The wye configuration is a three-phase wiring method that is named for the letter Y because its diagram is shaped like the letter Y.

Figure 2 Conversion of Three-Phase to Single-Phase Using a Center-Tapped Secondary on a Delta-Wired Transformer

True Power, Apparent Power, and Reactive Power

Power is a fundamental concept in electrical work and many renewable energy systems.

The power in a purely resistive circuit can be calculated by multiplying voltage by current. Power in purely resistive circuits is sometimes referred to as true power (Ptrue), and it is measured in watts.

True power is the actual power dissipated in a circuit, usually in the form of heat. Most loads are not purely resistive.

If the load has inductance or capacitance, the current and voltage shift in phase with respect to each other, depending on the amount of resistance and reactance present.

Reactive power (Pr) is the rate at which energy is stored and alternately returned to the source by a capacitor or an inductor. It is measured in units of volt-amps-reactive (VAR).

Reactive power is “borrowed” power; it shuttles back and forth between the source and the load but does no useful work.

In a reactive component, you can calculate the reactive power by finding the product of voltage across the component and current in the component (ignoring any resistive loss).

Most practical loads are not purely resistive or purely reactive but are a combination of both. In this case, the product of rms voltage and rms current without regarding phase differences is called the apparent power (Pa).

Apparent power is measured in units of volt-amps (VA) to distinguish it from true power and reactive power. Apparent power is always equal to or larger than true power.

Apparent power is the power that appears to be transferred between the source and the load, and it consists of two parts: One part is the true power that is actually dissipated, the other is the reactive part that tends to shift the phase.

Motors act like an inductive load. You may see on a motor nameplate the units for power as VA because it is specified as apparent power.

Power Factor

Power factor applies to inverters in single-phase circuits. It was defined in terms of the phase angle between current and voltage (PF = cos θ where θ = the phase angle between voltage and current).
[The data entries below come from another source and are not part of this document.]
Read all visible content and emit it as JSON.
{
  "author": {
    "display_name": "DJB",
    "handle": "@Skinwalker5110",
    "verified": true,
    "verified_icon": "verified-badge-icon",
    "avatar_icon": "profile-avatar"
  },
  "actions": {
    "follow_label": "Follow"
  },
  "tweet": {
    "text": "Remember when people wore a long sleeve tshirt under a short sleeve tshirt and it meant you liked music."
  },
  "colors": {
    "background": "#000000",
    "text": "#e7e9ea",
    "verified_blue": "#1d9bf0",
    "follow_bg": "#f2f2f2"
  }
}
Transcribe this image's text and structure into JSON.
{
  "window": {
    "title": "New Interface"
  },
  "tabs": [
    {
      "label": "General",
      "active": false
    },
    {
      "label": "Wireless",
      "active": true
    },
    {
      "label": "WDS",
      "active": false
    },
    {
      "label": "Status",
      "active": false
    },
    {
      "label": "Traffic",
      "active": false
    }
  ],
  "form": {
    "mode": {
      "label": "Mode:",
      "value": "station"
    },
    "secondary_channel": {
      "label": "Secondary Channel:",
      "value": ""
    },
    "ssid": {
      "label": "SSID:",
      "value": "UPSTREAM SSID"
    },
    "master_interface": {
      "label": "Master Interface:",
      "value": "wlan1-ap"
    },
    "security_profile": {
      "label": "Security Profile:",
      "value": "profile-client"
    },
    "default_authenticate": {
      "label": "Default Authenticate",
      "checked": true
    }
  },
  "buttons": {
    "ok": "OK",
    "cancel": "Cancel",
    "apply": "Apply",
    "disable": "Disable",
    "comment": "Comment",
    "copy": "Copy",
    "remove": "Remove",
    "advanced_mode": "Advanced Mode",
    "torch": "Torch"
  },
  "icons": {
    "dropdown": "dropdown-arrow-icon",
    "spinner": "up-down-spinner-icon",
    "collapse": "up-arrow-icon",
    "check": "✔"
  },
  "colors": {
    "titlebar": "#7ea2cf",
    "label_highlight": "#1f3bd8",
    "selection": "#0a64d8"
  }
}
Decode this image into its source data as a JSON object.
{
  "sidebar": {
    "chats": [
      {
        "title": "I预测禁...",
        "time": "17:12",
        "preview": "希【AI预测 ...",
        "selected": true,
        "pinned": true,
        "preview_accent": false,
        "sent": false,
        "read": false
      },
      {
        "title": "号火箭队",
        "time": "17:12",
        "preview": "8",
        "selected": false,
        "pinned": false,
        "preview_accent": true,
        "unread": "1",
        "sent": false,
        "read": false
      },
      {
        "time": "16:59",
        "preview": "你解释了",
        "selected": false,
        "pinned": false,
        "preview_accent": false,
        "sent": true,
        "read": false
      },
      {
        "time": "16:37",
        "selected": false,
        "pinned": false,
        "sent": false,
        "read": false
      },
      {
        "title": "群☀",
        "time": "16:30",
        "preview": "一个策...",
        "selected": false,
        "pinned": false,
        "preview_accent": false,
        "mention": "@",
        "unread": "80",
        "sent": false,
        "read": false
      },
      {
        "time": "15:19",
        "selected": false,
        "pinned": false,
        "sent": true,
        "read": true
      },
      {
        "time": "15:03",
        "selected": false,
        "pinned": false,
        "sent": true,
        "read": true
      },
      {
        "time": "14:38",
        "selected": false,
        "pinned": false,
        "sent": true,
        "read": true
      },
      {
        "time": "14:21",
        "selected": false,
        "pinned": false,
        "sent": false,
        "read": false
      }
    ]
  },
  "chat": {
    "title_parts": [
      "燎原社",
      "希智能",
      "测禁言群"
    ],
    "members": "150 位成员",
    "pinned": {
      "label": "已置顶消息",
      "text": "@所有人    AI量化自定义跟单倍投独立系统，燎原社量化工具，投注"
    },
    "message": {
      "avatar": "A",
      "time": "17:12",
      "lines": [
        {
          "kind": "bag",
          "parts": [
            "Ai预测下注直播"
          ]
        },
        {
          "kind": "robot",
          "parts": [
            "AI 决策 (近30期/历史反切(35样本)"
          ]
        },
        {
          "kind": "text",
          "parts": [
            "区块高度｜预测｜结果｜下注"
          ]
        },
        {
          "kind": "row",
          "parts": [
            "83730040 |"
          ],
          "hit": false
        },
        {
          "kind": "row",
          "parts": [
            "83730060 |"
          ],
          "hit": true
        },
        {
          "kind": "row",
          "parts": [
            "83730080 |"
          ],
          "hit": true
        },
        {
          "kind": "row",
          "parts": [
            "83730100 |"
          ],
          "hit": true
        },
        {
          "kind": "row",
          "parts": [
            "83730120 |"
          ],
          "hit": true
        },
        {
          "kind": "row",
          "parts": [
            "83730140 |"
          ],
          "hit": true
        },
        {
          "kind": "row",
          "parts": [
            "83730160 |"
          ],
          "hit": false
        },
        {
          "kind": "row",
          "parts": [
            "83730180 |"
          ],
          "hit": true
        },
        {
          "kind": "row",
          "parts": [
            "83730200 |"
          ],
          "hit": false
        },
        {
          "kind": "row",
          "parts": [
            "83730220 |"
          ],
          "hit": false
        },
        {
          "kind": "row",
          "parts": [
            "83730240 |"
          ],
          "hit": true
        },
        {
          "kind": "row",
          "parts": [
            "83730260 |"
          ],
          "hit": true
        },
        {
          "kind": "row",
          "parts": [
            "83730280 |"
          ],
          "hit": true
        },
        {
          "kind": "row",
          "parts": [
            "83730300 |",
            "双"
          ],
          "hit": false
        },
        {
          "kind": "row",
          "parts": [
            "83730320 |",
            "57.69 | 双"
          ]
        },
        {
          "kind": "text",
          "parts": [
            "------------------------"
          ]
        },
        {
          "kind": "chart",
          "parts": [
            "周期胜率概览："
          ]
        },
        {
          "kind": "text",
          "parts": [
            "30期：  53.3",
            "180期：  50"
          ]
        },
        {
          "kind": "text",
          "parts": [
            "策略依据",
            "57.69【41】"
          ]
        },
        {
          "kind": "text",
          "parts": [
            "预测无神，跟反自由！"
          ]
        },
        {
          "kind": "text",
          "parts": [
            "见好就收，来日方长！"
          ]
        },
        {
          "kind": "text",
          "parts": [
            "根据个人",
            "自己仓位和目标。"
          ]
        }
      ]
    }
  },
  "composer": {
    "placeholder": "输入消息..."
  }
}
An equivalent definition that is useful is to define it in terms of the ratio of true power to apparent power.

For an induction motor, the power factor changes with the load, so it is normally specified under full load. The equation for power factor written as a ratio of two powers is:

$PF=\frac{{{P}_{true}}}{{{P}_{a}}}$

Where

PF = power factor

Ptrue = true power, in W

Pa = apparent power, in VA

Power Factor Calculation Example

Determine the power factor for a circuit if the true power is 1.56 kW and the apparent power is 1.84 kVA.

Solution:

$PF=\frac{{{P}_{true}}}{{{P}_{a}}}=\frac{1.56kW}{1.84kVA}=0.847$

Expressed as a percentage, the PF is 84.7%.

Three-Phase Power Basics

The total power delivered to a three-phase load is more complicated because of the phase shifts in the circuit. You can find total power delivered to a balanced load if you know the voltage between two lines and the current in one line.

The product of line voltage and line current is the apparent power, Pa. The total power is given by:

${{P}_{total}}=\sqrt{3}(PF){{P}_{a}}$

Where

Ptotal has the units of watts or kilowatts (W or kW)

Example

A three-phase motor is running on 480 V and has a line current of 51.5 A.

1. Determine the apparent power.
2. If the power factor is 0.95, determine the total power supplied from the source.

Solution

\begin{align} & a.\text{ }{{P}_{a}}~=~VI~=\left( 480\text{ }V \right)\left( 51.5\text{ }A \right)\text{ }=~24.7\text{ }kVA \\ & b.\text{ }{{P}_{total}}~=\text{ }\sqrt{3}\left( 0.95 \right)\left( 27.7\text{ }kW \right)\text{ }=~40.7\text{ }kW \\\end{align}

Review Questions

1. What is split-phase?
2. How do you label the three wires that supply 120/240 V single-phase in North America?
3. What are the major advantages of three-phase voltage to utilities?
4. Why is a three-phase motor more efficient than a single-phase motor?
5. What is the difference between true power and apparent power?
6. What is power factor? What units are used to represent it?